Information given —
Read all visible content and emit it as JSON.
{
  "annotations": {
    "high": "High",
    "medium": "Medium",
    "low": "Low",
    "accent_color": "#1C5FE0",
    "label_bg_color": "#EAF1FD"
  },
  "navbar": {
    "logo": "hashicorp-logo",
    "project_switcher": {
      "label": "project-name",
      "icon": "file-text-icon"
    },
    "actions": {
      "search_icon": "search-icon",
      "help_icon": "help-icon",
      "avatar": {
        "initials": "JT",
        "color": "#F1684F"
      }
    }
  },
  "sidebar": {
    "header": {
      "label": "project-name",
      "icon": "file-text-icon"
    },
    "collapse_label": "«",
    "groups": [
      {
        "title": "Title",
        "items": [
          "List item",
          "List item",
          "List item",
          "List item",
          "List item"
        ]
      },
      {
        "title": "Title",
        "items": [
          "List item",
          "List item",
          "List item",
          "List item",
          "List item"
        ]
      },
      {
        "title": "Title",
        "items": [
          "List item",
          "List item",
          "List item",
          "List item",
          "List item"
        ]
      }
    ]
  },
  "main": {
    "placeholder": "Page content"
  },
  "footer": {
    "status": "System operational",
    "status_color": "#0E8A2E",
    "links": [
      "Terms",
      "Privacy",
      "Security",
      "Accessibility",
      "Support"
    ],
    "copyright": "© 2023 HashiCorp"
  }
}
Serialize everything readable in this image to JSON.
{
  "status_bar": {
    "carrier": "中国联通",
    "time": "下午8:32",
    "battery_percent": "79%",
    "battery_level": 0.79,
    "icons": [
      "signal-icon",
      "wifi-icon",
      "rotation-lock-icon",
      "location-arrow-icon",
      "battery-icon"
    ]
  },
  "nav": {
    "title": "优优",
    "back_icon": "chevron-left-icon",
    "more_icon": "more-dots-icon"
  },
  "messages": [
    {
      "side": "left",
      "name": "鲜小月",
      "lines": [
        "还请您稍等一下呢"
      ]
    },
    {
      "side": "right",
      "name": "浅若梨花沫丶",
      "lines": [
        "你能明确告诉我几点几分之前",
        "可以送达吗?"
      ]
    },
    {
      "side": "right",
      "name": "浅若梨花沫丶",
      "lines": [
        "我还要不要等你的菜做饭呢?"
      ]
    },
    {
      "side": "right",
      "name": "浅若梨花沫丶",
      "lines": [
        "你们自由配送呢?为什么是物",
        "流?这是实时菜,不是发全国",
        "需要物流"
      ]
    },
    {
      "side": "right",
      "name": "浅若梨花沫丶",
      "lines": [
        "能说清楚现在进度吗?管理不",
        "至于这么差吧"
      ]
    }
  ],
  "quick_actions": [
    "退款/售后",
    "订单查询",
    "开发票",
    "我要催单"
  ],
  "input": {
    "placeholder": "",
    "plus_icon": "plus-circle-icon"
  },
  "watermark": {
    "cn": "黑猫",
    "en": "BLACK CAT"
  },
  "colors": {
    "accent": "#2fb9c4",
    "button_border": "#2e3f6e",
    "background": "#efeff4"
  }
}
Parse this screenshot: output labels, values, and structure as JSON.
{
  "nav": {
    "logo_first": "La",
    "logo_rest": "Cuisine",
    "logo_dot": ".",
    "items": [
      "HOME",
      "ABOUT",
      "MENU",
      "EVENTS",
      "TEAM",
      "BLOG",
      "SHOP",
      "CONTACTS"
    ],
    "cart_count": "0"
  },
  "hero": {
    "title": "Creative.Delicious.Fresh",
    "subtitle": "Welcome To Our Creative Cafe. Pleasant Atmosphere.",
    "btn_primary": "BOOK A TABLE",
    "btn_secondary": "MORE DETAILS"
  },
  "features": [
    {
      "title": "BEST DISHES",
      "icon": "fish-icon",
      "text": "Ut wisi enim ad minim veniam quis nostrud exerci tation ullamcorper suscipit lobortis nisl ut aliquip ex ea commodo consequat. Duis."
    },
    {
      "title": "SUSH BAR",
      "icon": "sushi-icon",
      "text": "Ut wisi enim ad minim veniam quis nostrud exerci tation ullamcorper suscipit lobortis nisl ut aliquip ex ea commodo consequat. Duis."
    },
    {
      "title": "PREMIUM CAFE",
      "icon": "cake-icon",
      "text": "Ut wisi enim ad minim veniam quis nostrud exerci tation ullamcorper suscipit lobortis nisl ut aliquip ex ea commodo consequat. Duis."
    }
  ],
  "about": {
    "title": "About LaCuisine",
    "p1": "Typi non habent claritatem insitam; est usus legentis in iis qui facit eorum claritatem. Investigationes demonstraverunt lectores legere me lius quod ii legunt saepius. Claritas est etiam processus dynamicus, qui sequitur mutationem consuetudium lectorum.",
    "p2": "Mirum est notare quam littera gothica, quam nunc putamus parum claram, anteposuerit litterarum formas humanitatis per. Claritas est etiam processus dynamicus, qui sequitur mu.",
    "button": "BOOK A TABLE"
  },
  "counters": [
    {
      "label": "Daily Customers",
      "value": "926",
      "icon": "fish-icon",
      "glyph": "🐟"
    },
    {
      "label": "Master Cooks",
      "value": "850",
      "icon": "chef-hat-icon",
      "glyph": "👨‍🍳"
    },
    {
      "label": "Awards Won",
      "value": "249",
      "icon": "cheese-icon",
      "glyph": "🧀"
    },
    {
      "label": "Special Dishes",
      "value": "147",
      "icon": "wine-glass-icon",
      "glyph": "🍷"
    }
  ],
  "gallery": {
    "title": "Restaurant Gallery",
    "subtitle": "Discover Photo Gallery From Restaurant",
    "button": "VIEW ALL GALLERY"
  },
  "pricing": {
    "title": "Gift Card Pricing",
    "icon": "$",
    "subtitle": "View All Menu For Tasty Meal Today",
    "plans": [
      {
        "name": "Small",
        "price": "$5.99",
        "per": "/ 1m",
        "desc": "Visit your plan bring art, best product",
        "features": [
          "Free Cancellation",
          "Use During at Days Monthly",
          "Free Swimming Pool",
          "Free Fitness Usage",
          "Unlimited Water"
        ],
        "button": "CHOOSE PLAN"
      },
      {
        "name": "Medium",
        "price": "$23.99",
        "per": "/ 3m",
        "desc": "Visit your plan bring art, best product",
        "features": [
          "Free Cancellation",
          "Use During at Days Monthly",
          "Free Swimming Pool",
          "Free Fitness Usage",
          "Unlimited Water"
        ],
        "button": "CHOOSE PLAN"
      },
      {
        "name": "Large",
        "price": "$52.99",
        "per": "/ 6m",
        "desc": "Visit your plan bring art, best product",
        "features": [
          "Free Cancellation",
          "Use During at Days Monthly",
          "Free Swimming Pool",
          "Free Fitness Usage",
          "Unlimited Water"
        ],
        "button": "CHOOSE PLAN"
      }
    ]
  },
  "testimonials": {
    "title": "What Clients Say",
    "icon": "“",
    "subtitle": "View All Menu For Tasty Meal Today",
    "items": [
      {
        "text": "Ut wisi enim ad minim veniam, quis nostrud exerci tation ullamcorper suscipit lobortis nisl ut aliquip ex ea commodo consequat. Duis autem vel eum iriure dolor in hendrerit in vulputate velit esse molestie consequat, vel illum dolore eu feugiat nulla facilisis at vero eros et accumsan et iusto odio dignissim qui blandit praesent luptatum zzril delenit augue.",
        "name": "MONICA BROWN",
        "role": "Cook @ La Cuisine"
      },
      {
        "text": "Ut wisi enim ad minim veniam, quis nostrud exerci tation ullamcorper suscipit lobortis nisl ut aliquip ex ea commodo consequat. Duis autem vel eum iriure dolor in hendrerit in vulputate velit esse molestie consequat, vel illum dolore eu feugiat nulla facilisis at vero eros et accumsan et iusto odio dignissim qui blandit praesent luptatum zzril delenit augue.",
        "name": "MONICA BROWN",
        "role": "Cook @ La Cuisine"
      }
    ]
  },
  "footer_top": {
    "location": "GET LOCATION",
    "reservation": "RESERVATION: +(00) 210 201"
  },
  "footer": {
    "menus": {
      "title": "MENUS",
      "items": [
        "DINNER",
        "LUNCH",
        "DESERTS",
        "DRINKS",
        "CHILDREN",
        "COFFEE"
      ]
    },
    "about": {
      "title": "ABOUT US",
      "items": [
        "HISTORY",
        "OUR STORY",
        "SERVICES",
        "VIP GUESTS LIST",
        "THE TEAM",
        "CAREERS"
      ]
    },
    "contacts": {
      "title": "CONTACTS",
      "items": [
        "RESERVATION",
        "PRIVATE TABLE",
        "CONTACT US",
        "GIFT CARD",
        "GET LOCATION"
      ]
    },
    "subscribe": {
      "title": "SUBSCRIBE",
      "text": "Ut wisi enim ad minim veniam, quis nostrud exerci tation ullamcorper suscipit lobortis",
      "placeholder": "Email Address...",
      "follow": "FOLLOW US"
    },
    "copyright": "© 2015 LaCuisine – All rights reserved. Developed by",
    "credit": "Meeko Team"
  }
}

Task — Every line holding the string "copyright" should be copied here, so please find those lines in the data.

Answer to the exercise —
    "copyright": "© 2023 HashiCorp"
    "copyright": "© 2015 LaCuisine – All rights reserved. Developed by",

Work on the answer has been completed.